Description of the Wolf Law Library's copy

Rebound in modern half gray morocco and marbled paper-covered boards with black leather spine label gilt. Purchased from Between the Covers-Rare Books, Inc.

Images of the library's copy of this book are available on Flickr. View the record for this book in William & Mary's online catalog.

See also

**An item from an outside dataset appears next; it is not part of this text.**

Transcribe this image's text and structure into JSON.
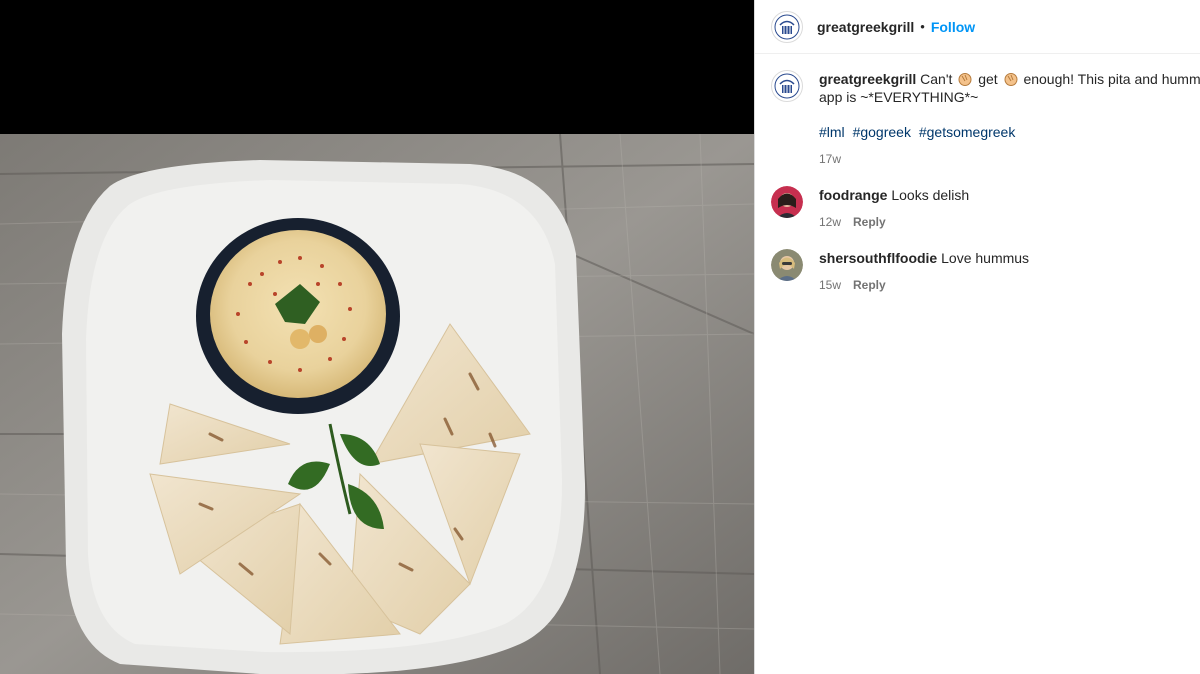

  1. "Terence” in The Oxford Companion to Classical Literature, ed. by M.C. Howatson (Oxford: Oxford University Press, 2011).
  2. "Terence” in Oxford Dictionary of the Classical World, ed. by John Roberts (Oxford: Oxford University Press, 2007).
  3. "Terence” in The Oxford Companion to Classical Literature.
  4. Ibid.
  5. "Terence” in Oxford Dictionary of the Classical World.
  6. "Terence” in The Oxford Companion to Classical Literature.
  7. Ibid.
  8. George Wythe, "The Case of Overtons Mill: Prolegomena, in the Richmond Common-Law District Court, Elizabeth Overton and Richard Overton, plaintiffs, against David Ross, defendent" (Richmond, VA?: s.n., 1803?), 5.
  9. Letter from Thomas Lee Shippen to Dr. William Shippen, Jr. N. P. (Williamsburg) February 19, 1784.
  10. Bennie Brown, "The Library of George Wythe of Williamsburg and Richmond," (unpublished manuscript, May, 2012) Microsoft Word file. Earlier edition available at:
  11. E. Millicent Sowerby, Catalogue of the Library of Thomas Jefferson,(Washington, D.C.: The Library of Congress, 1952-1959), 4:549, [no. 4576].